[Collected data entries]
....

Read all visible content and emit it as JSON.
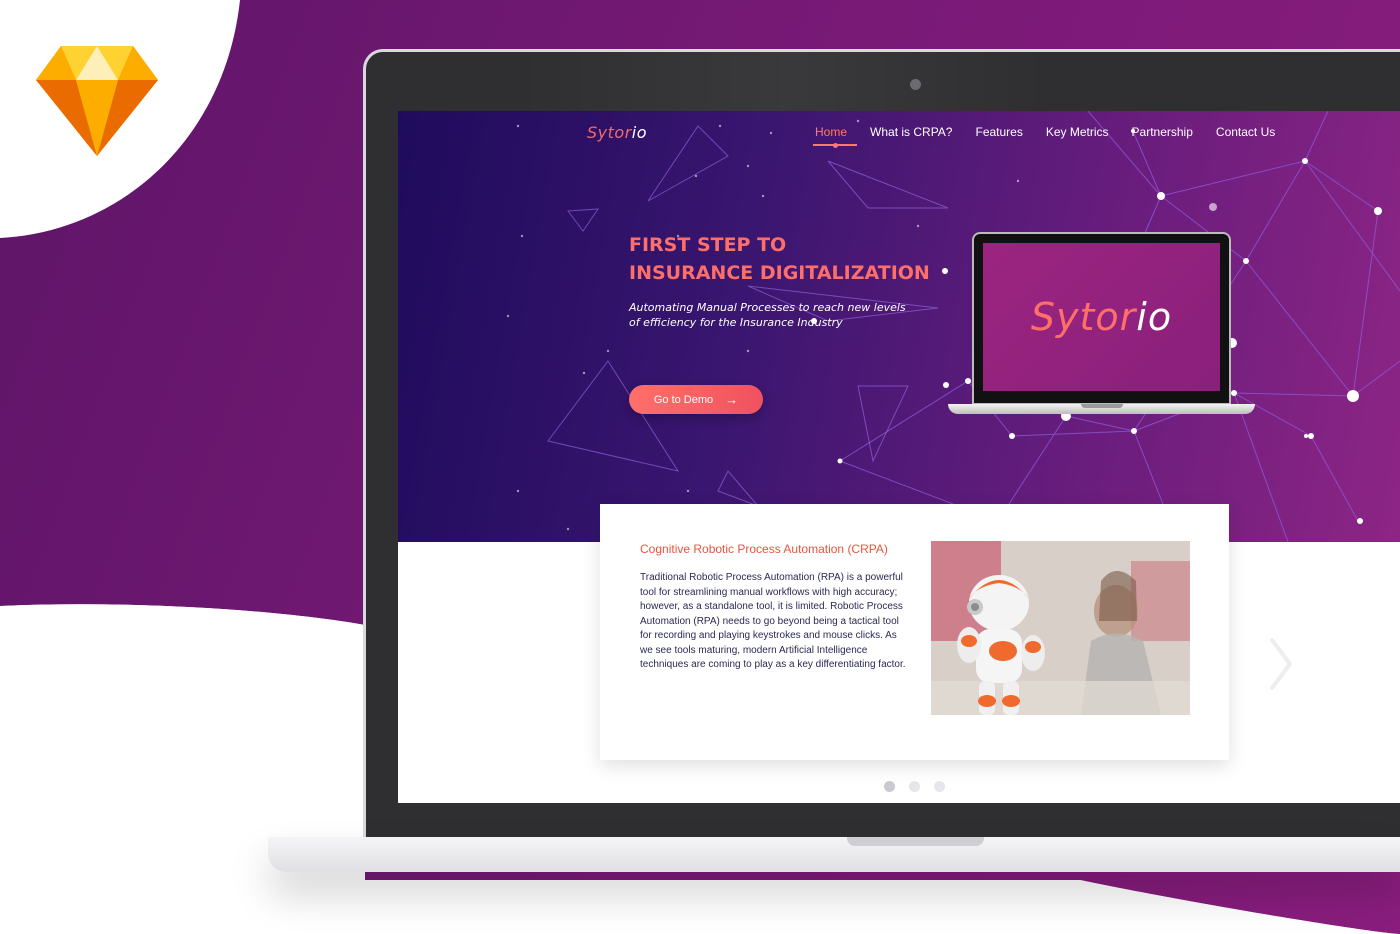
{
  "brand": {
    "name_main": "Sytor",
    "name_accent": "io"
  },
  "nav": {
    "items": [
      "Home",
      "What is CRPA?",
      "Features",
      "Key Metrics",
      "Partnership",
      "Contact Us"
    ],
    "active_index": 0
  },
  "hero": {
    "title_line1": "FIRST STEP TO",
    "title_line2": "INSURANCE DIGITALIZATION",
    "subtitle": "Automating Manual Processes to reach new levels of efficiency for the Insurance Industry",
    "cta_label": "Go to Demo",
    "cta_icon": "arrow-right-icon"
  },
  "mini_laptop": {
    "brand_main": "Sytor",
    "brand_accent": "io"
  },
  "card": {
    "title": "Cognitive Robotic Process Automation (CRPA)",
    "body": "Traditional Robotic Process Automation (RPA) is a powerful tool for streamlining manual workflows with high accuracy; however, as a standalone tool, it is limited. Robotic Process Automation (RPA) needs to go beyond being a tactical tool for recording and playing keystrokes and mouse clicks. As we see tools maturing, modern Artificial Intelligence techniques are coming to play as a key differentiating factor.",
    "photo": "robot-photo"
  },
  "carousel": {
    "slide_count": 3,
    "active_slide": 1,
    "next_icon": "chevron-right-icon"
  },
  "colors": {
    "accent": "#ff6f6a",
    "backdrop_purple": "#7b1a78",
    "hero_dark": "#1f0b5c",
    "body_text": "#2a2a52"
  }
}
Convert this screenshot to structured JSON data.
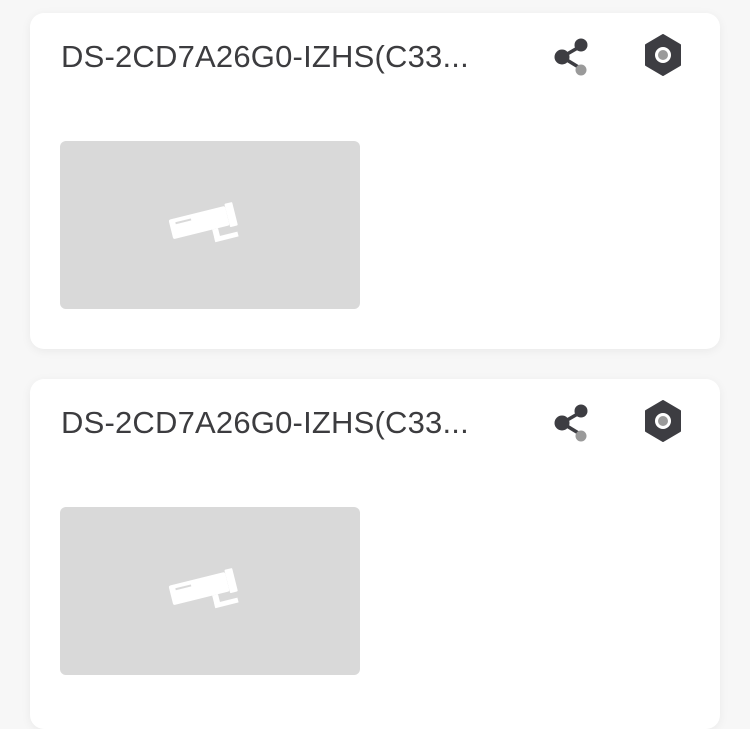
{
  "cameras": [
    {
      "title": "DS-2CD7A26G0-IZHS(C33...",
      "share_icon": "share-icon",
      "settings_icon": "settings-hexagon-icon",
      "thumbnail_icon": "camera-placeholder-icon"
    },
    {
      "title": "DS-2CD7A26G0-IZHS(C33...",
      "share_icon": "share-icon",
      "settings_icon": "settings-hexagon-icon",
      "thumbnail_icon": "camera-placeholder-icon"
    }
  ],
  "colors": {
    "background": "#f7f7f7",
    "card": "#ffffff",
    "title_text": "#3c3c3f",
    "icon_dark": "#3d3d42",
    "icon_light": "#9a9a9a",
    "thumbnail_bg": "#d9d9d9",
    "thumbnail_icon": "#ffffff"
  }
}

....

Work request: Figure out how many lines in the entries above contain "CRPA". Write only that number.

Answer to the exercise: 2